**Task objective:** Every line holding the string "Dungeon" should be copied from the listing.

··· Dataset extract ···

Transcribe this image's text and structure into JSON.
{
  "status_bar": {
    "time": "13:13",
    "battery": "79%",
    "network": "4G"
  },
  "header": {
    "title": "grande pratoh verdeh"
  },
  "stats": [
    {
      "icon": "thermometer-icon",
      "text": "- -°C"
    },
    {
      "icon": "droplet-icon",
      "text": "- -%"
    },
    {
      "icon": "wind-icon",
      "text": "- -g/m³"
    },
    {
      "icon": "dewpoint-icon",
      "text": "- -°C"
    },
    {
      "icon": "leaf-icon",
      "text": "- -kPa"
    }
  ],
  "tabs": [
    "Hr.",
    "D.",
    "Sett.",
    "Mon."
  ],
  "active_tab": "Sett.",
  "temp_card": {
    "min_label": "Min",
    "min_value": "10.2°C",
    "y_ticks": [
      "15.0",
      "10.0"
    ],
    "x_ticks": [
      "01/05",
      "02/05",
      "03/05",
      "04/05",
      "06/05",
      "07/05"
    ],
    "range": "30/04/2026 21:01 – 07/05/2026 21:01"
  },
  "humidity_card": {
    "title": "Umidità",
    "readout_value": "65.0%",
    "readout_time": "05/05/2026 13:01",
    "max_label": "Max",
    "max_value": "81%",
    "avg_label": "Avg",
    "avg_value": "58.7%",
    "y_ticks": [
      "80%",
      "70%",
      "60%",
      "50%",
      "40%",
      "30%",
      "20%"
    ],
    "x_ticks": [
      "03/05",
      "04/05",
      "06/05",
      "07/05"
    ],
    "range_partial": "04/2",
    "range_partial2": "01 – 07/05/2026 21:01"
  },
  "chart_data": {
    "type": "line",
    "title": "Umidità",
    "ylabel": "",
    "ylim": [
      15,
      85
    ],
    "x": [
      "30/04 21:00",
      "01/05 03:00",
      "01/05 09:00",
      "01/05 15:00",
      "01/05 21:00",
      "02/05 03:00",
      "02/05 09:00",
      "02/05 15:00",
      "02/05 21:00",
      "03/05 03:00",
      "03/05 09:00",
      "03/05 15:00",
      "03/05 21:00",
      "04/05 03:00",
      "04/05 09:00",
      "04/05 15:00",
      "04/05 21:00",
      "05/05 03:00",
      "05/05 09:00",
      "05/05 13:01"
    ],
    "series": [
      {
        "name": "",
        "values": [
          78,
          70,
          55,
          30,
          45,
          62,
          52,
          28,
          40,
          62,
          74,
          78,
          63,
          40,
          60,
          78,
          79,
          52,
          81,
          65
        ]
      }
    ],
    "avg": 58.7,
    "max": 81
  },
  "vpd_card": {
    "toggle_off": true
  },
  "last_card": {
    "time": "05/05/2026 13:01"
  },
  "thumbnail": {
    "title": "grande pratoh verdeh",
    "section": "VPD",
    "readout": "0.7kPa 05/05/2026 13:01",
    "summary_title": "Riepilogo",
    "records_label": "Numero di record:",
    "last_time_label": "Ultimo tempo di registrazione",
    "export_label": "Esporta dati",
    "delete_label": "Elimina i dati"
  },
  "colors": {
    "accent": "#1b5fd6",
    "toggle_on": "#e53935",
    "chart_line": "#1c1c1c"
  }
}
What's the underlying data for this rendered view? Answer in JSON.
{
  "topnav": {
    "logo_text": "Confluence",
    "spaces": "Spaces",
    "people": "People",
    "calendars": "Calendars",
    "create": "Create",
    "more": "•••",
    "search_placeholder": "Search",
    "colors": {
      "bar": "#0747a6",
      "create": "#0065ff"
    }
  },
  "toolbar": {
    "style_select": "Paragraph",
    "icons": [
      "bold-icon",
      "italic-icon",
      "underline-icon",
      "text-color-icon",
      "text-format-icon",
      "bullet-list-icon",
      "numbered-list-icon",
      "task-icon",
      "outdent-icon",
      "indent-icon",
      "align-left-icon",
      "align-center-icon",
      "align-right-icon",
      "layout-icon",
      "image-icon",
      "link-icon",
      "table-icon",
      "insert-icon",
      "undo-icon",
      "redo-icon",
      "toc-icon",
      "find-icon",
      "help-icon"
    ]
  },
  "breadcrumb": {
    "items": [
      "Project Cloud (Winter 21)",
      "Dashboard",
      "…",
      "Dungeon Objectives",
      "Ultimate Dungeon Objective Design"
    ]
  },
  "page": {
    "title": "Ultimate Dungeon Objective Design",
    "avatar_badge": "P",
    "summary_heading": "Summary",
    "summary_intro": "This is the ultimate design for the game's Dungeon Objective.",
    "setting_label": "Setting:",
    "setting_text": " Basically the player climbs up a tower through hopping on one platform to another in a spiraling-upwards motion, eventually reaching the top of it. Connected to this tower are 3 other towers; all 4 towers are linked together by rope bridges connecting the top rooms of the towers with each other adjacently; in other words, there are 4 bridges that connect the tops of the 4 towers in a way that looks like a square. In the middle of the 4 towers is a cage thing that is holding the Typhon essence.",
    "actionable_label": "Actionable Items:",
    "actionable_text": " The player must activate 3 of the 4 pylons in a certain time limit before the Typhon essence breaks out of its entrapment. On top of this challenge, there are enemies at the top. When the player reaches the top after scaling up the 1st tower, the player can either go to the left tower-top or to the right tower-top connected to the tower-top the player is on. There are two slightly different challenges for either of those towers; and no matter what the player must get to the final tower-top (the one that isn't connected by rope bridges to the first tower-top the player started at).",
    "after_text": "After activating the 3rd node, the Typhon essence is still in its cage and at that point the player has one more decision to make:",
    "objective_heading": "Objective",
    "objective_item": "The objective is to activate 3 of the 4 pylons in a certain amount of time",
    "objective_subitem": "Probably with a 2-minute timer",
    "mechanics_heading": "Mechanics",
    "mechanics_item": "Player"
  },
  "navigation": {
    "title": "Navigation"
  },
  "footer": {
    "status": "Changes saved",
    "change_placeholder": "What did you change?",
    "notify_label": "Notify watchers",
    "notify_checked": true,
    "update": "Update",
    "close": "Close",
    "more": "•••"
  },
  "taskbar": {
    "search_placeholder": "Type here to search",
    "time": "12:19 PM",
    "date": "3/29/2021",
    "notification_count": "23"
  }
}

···

**Task answer:**
      "Dungeon Objectives",
      "Ultimate Dungeon Objective Design"
    "title": "Ultimate Dungeon Objective Design",
    "summary_intro": "This is the ultimate design for the game's Dungeon Objective.",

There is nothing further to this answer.